Your assignment: Find the string "content" in the records. Copy each line that has it.

Website and app data records
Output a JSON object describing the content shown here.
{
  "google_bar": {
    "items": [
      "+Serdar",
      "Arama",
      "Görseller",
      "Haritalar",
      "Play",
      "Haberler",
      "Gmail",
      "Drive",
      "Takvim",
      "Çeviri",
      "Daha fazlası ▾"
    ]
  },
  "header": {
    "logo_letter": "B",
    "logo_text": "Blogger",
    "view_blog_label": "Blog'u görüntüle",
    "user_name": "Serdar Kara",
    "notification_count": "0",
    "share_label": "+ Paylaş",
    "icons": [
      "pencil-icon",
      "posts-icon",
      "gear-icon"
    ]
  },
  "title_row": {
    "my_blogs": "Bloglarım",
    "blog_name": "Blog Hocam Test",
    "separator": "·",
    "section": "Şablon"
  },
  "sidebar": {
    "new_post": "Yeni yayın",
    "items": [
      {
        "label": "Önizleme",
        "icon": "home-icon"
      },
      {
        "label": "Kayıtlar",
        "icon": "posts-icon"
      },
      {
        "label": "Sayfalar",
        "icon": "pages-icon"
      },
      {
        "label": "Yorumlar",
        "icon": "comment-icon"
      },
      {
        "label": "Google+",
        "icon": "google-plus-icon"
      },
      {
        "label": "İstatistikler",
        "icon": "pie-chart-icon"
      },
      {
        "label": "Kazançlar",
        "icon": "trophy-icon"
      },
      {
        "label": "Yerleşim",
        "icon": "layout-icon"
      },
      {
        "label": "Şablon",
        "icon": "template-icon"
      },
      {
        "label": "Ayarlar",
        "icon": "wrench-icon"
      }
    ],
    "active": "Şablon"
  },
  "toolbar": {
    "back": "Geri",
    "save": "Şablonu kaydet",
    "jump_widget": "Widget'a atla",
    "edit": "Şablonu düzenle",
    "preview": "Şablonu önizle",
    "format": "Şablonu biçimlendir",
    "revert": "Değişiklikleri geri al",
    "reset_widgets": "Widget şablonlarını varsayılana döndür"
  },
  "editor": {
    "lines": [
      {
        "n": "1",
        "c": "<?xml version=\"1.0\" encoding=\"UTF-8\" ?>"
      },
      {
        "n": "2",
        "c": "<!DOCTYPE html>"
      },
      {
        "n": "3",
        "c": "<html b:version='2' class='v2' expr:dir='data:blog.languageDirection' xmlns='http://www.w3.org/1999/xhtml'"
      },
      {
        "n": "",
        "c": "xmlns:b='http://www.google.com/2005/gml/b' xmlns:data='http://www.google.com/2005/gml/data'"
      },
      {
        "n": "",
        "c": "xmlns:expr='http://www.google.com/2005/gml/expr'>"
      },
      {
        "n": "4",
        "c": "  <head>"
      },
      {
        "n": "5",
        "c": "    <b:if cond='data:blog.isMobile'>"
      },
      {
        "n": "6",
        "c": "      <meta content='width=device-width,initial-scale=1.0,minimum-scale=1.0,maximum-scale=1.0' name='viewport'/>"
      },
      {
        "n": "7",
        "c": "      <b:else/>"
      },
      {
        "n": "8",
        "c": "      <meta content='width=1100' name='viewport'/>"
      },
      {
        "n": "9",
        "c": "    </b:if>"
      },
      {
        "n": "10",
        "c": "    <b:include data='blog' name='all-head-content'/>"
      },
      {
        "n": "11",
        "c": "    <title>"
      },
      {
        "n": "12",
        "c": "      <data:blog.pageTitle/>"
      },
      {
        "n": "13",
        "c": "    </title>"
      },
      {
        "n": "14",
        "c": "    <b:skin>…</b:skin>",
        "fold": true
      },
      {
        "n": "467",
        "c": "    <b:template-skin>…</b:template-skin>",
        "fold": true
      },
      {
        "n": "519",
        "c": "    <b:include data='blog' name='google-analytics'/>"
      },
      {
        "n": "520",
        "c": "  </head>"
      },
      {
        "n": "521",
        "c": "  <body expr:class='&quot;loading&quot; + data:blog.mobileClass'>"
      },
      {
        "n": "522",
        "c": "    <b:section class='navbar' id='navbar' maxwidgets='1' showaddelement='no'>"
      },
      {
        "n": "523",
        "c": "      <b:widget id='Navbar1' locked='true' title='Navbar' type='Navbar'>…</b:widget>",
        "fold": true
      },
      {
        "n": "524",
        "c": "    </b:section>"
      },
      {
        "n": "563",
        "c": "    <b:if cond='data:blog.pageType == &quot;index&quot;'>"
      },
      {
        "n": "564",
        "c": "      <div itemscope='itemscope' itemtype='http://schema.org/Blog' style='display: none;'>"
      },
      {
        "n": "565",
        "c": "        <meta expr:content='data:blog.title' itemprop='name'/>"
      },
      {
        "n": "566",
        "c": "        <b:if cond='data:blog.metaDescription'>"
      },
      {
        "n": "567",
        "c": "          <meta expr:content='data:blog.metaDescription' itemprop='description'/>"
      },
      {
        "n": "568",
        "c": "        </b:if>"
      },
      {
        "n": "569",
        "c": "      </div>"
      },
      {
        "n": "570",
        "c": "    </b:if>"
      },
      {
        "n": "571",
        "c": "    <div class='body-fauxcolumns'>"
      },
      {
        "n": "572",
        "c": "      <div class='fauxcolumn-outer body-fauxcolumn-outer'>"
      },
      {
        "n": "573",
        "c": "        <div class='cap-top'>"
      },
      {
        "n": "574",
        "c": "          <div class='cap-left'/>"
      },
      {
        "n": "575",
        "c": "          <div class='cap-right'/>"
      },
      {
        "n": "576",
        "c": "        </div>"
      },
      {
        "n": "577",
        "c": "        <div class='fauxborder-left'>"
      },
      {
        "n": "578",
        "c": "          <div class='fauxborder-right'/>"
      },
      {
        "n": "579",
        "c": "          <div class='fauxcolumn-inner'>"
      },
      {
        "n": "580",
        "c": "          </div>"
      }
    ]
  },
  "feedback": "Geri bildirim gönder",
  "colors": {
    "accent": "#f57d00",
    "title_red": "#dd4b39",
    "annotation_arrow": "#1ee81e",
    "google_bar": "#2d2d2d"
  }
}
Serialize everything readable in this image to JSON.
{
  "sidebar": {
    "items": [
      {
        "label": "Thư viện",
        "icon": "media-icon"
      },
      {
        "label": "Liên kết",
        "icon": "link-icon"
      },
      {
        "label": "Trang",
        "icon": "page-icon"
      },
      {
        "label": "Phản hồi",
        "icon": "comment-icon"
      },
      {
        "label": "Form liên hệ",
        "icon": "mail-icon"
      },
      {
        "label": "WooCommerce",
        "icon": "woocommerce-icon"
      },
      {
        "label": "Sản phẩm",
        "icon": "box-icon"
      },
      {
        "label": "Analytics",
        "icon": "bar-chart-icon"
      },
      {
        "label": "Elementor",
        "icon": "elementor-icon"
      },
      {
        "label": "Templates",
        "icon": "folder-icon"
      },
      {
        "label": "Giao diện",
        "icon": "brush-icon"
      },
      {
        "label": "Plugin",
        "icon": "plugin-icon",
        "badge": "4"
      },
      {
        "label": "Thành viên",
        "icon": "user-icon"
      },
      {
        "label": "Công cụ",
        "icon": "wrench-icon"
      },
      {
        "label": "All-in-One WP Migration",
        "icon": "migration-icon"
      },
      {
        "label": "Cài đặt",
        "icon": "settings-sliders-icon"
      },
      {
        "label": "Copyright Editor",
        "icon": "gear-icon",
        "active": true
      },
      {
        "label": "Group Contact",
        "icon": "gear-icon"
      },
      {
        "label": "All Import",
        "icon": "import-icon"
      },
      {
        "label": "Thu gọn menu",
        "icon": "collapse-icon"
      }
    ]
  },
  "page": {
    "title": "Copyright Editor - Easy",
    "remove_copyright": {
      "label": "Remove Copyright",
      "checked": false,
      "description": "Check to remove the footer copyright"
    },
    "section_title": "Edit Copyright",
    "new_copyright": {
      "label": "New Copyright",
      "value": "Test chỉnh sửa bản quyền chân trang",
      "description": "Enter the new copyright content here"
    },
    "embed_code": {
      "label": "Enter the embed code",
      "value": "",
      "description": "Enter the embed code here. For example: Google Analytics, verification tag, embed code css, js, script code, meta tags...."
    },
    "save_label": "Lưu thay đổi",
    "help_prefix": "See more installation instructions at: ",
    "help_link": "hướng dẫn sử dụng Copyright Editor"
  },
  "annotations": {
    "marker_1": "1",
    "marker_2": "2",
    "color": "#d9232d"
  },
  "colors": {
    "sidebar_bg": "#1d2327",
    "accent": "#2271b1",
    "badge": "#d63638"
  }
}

Output for this task:
Output a JSON object describing the content shown here.
        "c": "      <meta content='width=device-width,initial-scale=1.0,minimum-scale=1.0,maximum-scale=1.0' name='viewport'/>"
        "c": "      <meta content='width=1100' name='viewport'/>"
        "c": "    <b:include data='blog' name='all-head-content'/>"
        "c": "        <meta expr:content='data:blog.title' itemprop='name'/>"
        "c": "          <meta expr:content='data:blog.metaDescription' itemprop='description'/>"
      "description": "Enter the new copyright content here"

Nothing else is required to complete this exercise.